• **Work request**
Exactness is required. Restate every entry as written.

• **The data**
▬▬▬
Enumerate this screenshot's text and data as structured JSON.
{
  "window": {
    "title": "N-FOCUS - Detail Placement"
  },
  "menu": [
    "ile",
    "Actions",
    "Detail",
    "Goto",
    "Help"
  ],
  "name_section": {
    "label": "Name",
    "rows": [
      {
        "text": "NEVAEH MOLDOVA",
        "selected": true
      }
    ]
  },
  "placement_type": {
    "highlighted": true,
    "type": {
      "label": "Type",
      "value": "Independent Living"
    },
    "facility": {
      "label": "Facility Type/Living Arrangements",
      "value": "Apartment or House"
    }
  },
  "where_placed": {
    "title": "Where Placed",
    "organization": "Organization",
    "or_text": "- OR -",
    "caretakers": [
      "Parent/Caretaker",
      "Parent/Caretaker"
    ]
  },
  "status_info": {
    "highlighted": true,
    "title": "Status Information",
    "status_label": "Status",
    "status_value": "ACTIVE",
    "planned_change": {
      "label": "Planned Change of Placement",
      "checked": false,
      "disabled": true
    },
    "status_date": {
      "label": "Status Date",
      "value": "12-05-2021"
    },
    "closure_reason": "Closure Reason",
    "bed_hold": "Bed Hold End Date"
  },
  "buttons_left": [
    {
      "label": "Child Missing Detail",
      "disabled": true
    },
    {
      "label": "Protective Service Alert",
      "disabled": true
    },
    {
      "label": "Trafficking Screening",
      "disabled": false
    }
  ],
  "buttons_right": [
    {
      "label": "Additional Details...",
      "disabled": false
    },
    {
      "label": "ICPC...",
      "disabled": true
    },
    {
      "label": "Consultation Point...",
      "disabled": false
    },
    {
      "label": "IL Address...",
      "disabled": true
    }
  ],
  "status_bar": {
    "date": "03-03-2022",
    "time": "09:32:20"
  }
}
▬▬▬
• **Completed exercise**
Enumerate this screenshot's text and data as structured JSON.
{
  "window": {
    "title": "N-FOCUS - Detail Placement"
  },
  "menu": [
    "ile",
    "Actions",
    "Detail",
    "Goto",
    "Help"
  ],
  "name_section": {
    "label": "Name",
    "rows": [
      {
        "text": "NEVAEH MOLDOVA",
        "selected": true
      }
    ]
  },
  "placement_type": {
    "highlighted": true,
    "type": {
      "label": "Type",
      "value": "Independent Living"
    },
    "facility": {
      "label": "Facility Type/Living Arrangements",
      "value": "Apartment or House"
    }
  },
  "where_placed": {
    "title": "Where Placed",
    "organization": "Organization",
    "or_text": "- OR -",
    "caretakers": [
      "Parent/Caretaker",
      "Parent/Caretaker"
    ]
  },
  "status_info": {
    "highlighted": true,
    "title": "Status Information",
    "status_label": "Status",
    "status_value": "ACTIVE",
    "planned_change": {
      "label": "Planned Change of Placement",
      "checked": false,
      "disabled": true
    },
    "status_date": {
      "label": "Status Date",
      "value": "12-05-2021"
    },
    "closure_reason": "Closure Reason",
    "bed_hold": "Bed Hold End Date"
  },
  "buttons_left": [
    {
      "label": "Child Missing Detail",
      "disabled": true
    },
    {
      "label": "Protective Service Alert",
      "disabled": true
    },
    {
      "label": "Trafficking Screening",
      "disabled": false
    }
  ],
  "buttons_right": [
    {
      "label": "Additional Details...",
      "disabled": false
    },
    {
      "label": "ICPC...",
      "disabled": true
    },
    {
      "label": "Consultation Point...",
      "disabled": false
    },
    {
      "label": "IL Address...",
      "disabled": true
    }
  ],
  "status_bar": {
    "date": "03-03-2022",
    "time": "09:32:20"
  }
}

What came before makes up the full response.